In the poem “Design,” (written in 1936) Frost considers human attempts to see order in the universe, and the human failures at perceiving the order that is actually present in nature. “Design” is a strict Petrarchan sonnet. It has iambic pentameter and a very limited rhyme scheme, ABBAABBA ACAACC, in which there are only three different rhymes (Marcus 152). The speaker of the poem tells of a white spider holding a dead moth on a white specimen of a normally blue flower. The whiteness and fatness of the spider imitate the innocence of a baby (Marcus 152). The characters of the poem are described as cheerful, but this becomes true only if looked from the perspective of a witch or something evil for which catastrophe and despair are normal things. Frost uses the simile “Like the ingredients of a witches’ broth” to suggest that the spider, flower, and moth are “assorted characters” that have been selected and put together for the purposes of creating something else. This raises the question of: What is evil? Isn’t evil just a perception or a different way to view things? What might be good for me can also be viewed as bad by a different person. Frost wants his audience to question the idea that life and death are predestined. The argument Frost creates is that if there is a design then, there has to be a designer, and since the example of design given is so terrifying and unjust, then there might be a chance that the designer is equally evil. According to the Bible and its teachings, the creator and designer of all living things is God who is thought of as the ultimate good in our world. This creates irony in the poem and in what Frost is implying. But also at he very end Frost says that design might also be inexistent for small things, which would raise the question of design for larger beings, or anything at all, since supposedly the designer governs all. Throughout most of the poem he sets the readers up for an easy but horrible answer, but then in the end by using the word “if” he makes the reader doubt the answer to the “designer.”

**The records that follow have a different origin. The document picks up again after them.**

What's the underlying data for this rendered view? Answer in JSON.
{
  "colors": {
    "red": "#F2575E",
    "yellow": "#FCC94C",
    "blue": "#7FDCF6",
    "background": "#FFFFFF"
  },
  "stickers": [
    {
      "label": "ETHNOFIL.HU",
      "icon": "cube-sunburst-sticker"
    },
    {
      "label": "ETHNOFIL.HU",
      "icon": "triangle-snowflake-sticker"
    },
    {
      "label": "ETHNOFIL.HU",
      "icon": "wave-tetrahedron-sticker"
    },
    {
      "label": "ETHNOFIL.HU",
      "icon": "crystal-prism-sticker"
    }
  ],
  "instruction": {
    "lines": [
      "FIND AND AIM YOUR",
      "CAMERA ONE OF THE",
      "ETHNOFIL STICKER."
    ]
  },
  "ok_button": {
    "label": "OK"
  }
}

Amano, Kyoko. “Frost’s Acquainted with the Night.” The Explicator 65.1 (Fall 2006): 39(4). General OneFile. Gale. Miami-Dade County Public High Schools. 27 Sept. 2007
Brown, Dan. “Frost’s ‘Road’ & ‘Woods’ redux.(Robert Frost).” New Criterion 25.8 (April 2007): 11(4). General OneFile. Gale. Miami-Dade County Public High Schools. 27 Sept. 2007
Dworkin, Craig. “Critical Essay on ‘Mending Wall.’” Poetry for Students, Vol. 5, Gale, 1999. General OneFile. Gale. Miami-Dade County Public High Schools. 27 Sept. 2007
Gerber, Philip L., ed. Critical Essays on Robert Frost. Boston: G.K. Hall, 1982.
Marcus, Mordecai. The Poems of Robert Frost: An Explanation. Boston: G.K. Hall & Co. 1991.
Robson, W.W. “The Achievement of Robert Frost.” DISCovering Authors. Online ed. Detroit: Gale, 2003. Student Resource Center – Gold. Gale. Miami-Dade County Public High Schools. 27 Sept. 2007